_Source data_

▬▬▬

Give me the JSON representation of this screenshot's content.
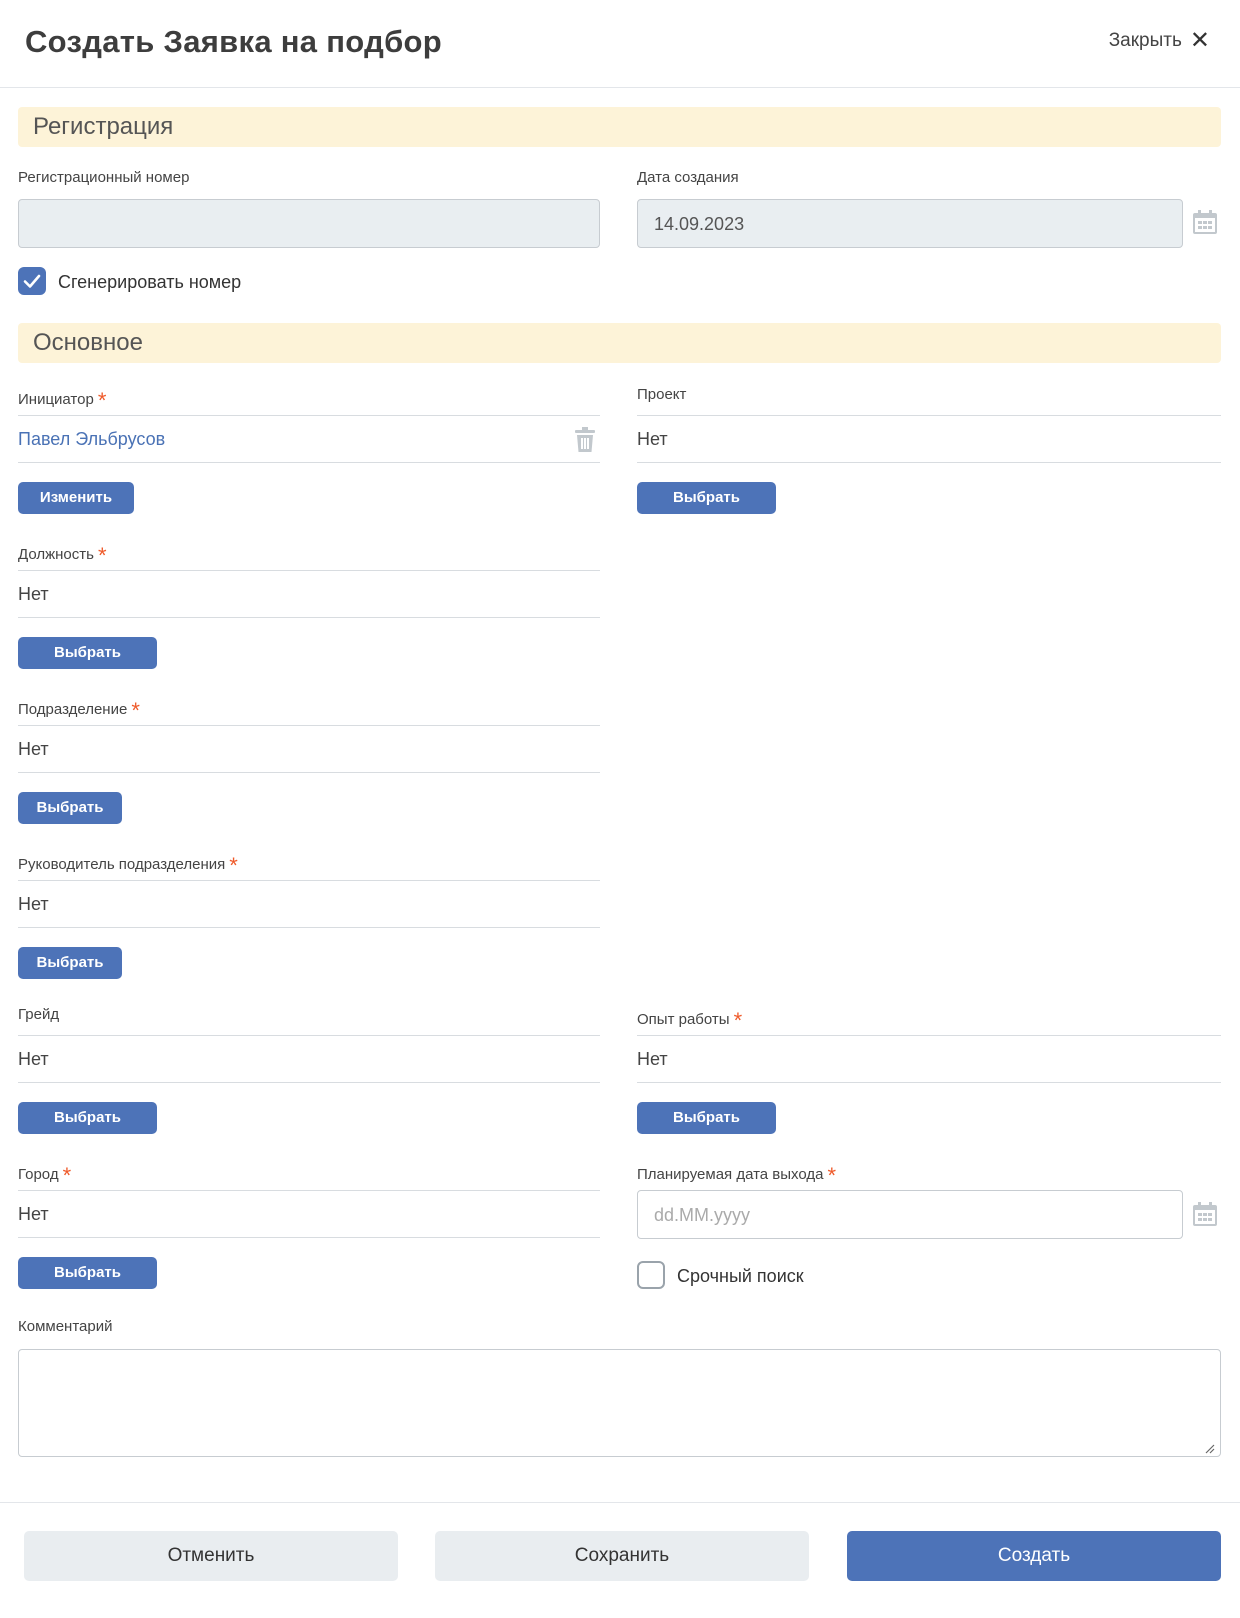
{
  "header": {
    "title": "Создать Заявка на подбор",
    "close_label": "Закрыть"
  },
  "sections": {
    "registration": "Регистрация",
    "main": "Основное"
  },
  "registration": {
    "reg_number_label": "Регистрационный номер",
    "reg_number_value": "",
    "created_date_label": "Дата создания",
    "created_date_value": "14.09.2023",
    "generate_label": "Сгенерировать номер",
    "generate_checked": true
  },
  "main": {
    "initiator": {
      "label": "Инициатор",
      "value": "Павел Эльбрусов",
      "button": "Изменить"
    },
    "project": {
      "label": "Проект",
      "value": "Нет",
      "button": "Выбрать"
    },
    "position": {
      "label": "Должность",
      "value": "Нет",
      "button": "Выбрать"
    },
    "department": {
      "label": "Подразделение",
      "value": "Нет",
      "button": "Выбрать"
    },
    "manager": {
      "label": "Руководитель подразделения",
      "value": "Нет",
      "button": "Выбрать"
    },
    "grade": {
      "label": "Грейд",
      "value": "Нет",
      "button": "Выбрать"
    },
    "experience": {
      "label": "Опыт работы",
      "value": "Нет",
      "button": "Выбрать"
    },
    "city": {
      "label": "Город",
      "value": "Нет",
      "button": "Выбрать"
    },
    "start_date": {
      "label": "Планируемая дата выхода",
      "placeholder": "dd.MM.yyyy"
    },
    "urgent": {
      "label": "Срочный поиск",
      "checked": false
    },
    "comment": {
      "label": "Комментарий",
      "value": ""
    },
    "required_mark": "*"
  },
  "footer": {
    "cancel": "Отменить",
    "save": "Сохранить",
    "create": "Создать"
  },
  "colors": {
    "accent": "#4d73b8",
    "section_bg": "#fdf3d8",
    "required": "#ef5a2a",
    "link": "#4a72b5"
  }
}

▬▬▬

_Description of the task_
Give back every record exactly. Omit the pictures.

_Solved exercise_
Give me the JSON representation of this screenshot's content.
{
  "header": {
    "title": "Создать Заявка на подбор",
    "close_label": "Закрыть"
  },
  "sections": {
    "registration": "Регистрация",
    "main": "Основное"
  },
  "registration": {
    "reg_number_label": "Регистрационный номер",
    "reg_number_value": "",
    "created_date_label": "Дата создания",
    "created_date_value": "14.09.2023",
    "generate_label": "Сгенерировать номер",
    "generate_checked": true
  },
  "main": {
    "initiator": {
      "label": "Инициатор",
      "value": "Павел Эльбрусов",
      "button": "Изменить"
    },
    "project": {
      "label": "Проект",
      "value": "Нет",
      "button": "Выбрать"
    },
    "position": {
      "label": "Должность",
      "value": "Нет",
      "button": "Выбрать"
    },
    "department": {
      "label": "Подразделение",
      "value": "Нет",
      "button": "Выбрать"
    },
    "manager": {
      "label": "Руководитель подразделения",
      "value": "Нет",
      "button": "Выбрать"
    },
    "grade": {
      "label": "Грейд",
      "value": "Нет",
      "button": "Выбрать"
    },
    "experience": {
      "label": "Опыт работы",
      "value": "Нет",
      "button": "Выбрать"
    },
    "city": {
      "label": "Город",
      "value": "Нет",
      "button": "Выбрать"
    },
    "start_date": {
      "label": "Планируемая дата выхода",
      "placeholder": "dd.MM.yyyy"
    },
    "urgent": {
      "label": "Срочный поиск",
      "checked": false
    },
    "comment": {
      "label": "Комментарий",
      "value": ""
    },
    "required_mark": "*"
  },
  "footer": {
    "cancel": "Отменить",
    "save": "Сохранить",
    "create": "Создать"
  },
  "colors": {
    "accent": "#4d73b8",
    "section_bg": "#fdf3d8",
    "required": "#ef5a2a",
    "link": "#4a72b5"
  }
}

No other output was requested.